Mr Dhasmana was found guilty of serious professional misconduct and banned from operating on children for three years following a General Medical Council investigation last year. He was later sacked by the infirmary but is appealing against his dismissal. His senior colleague, James Wisheart, the medical director, was also found guilty and struck off the medical register.

The GMC case focused on 53 cases, in 29 of which the baby died or was brain damaged. The public inquiry is examining almost 1,900 operations involving complex heart surgery carried out at the infirmary between 1984 and 1995.

One of the complex operations, known as an "arterial switch", involved switching the main arteries to the heart in babies born with them transposed in the wrong positions. Mr Dhasmana had a good record on hole-in-the-heart operations, with a death rate better than the national average, but when he began trying the switch operations, he found his skills tested to the limit. He told the inquiry yesterday: "In any complex case, anywhere, there is always a possibility that a child could survive elsewhere. Unfortunately at that time there were no clear guidelines, every surgeon was doing the best available practice."

Mr Dhasmana, who was appointed a consultant on 1 January 1986, also told the inquiry of the primitive facilities at the infirmary compared to other hospitals where he had worked, including London's Great Ormond Street and hospitals in Chicago and Alabama in the United States. There was a shortage of beds, operating time and space in the intensive care unit, and as a result Bristol carried out fewer complex operations than other specialist units. "We were lagging behind in general terms. We were moving but not at the same pace as the others," he said.

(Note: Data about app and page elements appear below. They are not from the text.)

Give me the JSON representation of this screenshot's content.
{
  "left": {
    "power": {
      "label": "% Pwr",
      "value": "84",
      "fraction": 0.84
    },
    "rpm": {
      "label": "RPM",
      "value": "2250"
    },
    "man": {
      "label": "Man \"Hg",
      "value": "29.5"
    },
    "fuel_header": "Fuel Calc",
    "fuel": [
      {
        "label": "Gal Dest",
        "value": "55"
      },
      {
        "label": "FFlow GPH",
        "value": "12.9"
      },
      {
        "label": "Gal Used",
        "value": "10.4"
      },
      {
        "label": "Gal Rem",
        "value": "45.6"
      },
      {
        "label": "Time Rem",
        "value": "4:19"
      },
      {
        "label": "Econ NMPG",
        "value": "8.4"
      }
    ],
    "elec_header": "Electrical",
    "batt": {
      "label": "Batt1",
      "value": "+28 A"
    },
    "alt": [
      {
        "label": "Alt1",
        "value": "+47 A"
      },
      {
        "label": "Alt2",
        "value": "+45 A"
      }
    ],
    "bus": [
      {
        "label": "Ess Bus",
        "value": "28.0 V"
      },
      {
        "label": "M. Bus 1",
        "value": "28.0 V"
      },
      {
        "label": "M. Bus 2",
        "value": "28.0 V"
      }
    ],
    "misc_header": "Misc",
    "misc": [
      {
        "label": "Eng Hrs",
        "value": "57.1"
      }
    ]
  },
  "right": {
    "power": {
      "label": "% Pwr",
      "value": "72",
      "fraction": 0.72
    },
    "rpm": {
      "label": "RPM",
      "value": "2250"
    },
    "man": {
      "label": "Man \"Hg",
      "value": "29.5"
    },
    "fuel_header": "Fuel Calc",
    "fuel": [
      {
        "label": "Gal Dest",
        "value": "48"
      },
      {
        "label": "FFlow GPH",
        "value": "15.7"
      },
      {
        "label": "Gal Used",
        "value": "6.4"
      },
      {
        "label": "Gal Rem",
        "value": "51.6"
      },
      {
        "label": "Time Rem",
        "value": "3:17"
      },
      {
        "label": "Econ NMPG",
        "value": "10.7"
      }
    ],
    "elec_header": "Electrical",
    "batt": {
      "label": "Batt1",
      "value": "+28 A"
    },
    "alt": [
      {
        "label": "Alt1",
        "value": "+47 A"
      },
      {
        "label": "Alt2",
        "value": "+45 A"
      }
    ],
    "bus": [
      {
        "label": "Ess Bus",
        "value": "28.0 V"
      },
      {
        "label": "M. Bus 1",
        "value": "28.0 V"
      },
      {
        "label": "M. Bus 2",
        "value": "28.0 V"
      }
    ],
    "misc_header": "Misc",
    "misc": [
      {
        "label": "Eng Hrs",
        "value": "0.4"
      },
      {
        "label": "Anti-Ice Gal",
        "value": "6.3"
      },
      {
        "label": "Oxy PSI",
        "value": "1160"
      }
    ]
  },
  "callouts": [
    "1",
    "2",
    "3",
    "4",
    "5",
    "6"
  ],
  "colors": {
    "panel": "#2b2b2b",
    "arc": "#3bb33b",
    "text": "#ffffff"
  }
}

The inquiry heard Mr Dhasmana would often be seen in the intensive care unit at 1am, because of his heavy workload. Asked by Brian Langstaff QC, the inquiry counsel, if the pressures on him were great he answered: "Yes. I can see that now but at the time I didn't realise."

As his wife sat in the public gallery, Mr Dhasmana described a working pattern where he would leave the wards at 6.00pm, often returning late at night to check on his patients.

"I didn't feel at that time I was under any extra pressure than my colleagues elsewhere. They were probably doing the same thing everywhere," he said.

The inquiry continues.